Entries shown>
↓↓↓

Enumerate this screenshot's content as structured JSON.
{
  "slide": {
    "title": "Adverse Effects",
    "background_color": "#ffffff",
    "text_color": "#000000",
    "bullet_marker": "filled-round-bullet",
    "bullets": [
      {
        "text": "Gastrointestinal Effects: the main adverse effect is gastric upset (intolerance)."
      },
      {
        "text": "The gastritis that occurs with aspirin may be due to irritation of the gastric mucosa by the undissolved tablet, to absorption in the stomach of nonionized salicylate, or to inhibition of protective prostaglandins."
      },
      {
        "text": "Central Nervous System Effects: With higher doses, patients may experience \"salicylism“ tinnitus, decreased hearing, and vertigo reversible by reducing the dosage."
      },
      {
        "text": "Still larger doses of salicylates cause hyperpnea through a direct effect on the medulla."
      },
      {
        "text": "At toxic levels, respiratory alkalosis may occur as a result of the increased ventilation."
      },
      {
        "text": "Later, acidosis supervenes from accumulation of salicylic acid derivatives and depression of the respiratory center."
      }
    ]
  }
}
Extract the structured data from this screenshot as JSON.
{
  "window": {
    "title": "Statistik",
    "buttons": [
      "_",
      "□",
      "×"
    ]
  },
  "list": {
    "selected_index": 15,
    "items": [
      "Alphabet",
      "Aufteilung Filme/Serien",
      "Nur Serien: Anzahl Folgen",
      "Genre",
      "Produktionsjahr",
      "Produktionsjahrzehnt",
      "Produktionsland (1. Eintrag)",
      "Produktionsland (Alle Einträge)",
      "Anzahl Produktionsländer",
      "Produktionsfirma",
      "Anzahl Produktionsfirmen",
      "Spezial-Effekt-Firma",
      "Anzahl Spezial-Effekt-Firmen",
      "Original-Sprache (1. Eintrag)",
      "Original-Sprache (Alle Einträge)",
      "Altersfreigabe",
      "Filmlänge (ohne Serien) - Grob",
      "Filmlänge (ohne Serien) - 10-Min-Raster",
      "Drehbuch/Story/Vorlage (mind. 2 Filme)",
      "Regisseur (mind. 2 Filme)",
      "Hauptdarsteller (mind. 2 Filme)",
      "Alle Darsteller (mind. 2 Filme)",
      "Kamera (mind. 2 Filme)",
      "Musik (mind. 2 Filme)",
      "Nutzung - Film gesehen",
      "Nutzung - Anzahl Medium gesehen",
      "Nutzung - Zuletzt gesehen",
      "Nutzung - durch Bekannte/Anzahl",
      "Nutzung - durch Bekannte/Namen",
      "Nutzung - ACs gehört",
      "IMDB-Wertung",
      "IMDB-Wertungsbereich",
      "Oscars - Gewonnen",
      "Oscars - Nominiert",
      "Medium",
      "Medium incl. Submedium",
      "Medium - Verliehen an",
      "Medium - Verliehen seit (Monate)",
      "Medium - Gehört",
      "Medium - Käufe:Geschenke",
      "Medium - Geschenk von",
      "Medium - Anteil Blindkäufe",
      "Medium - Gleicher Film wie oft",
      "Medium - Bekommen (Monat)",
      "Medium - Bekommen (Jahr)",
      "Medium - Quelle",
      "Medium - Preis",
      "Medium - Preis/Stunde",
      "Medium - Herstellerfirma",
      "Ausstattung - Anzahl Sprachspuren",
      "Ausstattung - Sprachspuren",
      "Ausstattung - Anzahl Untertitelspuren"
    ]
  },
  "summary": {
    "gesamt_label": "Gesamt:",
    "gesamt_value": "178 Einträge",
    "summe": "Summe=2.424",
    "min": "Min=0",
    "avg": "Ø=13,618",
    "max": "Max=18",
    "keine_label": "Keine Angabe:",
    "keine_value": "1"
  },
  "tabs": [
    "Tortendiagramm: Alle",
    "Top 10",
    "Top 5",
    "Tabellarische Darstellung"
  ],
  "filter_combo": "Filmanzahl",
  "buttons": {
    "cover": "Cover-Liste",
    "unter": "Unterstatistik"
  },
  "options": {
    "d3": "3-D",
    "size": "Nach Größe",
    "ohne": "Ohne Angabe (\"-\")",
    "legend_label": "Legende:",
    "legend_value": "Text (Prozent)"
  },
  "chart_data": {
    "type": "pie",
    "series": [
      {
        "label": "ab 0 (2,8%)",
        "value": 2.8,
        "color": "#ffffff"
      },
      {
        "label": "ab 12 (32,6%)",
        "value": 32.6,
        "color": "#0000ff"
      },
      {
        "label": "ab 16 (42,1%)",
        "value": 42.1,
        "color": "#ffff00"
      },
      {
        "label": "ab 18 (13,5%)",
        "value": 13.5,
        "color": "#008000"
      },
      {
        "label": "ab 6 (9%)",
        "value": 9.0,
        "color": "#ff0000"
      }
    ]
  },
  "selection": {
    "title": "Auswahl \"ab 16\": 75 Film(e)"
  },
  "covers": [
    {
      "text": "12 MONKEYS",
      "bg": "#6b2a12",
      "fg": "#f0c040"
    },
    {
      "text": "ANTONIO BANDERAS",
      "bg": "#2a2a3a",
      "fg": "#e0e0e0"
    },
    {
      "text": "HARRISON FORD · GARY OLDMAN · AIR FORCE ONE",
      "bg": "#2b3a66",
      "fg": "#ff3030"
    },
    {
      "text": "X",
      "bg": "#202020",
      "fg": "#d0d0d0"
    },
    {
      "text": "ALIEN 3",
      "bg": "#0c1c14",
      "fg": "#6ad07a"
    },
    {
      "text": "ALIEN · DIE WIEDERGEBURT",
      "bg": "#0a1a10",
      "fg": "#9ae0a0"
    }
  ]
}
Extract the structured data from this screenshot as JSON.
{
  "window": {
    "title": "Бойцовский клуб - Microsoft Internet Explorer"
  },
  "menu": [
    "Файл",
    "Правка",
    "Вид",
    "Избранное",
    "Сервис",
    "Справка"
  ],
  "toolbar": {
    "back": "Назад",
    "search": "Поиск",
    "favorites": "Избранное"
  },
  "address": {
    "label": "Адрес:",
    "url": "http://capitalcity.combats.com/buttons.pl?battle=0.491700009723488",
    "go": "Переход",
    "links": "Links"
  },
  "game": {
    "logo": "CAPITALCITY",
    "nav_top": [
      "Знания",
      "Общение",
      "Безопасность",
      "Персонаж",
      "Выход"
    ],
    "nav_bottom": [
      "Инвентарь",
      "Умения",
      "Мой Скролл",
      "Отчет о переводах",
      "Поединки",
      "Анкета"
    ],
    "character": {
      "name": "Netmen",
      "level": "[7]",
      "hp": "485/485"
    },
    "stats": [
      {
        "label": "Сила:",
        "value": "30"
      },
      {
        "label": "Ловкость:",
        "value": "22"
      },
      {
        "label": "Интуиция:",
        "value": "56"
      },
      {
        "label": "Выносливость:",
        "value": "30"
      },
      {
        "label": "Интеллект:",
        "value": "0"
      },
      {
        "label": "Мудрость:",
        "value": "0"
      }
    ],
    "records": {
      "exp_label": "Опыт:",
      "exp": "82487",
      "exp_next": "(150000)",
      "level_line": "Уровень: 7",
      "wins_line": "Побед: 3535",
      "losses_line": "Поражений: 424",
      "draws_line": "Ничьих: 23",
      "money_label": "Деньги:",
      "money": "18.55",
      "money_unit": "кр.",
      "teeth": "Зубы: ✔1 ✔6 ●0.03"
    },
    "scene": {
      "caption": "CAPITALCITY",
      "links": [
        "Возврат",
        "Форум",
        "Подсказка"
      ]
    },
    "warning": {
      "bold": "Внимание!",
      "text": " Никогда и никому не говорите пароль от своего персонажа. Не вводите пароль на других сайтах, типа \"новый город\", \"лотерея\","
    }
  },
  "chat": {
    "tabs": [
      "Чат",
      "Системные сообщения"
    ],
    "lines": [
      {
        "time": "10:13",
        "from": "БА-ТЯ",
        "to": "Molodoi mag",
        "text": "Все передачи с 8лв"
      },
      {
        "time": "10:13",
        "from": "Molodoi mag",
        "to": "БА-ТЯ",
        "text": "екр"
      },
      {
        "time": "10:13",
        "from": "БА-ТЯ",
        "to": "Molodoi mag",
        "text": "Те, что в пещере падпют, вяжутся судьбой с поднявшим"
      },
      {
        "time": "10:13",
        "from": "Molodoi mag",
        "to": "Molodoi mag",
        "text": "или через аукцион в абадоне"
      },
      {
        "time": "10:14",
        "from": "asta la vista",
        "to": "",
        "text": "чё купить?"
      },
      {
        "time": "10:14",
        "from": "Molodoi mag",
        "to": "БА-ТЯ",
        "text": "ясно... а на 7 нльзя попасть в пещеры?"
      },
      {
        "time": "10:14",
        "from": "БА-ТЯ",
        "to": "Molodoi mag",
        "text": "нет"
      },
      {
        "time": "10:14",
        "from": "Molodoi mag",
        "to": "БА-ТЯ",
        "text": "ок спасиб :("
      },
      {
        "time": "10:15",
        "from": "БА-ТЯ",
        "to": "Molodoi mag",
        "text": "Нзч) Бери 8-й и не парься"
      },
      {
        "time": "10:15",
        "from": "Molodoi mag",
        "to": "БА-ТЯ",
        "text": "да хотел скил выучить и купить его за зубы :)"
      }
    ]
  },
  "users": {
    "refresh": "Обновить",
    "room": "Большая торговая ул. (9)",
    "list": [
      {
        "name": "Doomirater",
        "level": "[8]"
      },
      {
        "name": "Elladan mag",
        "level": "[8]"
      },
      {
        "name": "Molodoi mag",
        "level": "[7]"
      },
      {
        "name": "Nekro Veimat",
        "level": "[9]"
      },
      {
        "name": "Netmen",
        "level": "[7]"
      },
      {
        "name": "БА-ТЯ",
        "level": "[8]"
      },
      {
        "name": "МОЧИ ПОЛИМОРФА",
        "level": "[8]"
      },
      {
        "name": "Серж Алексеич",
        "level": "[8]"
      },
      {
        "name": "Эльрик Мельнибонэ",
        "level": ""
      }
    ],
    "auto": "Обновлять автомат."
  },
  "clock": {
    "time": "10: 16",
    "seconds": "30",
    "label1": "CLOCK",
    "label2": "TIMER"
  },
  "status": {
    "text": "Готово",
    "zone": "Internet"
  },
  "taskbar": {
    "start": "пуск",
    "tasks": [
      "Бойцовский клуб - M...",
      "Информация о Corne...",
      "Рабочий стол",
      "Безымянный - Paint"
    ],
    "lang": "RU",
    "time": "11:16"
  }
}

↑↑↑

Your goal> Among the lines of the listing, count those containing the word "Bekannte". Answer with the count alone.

Exercise result> 2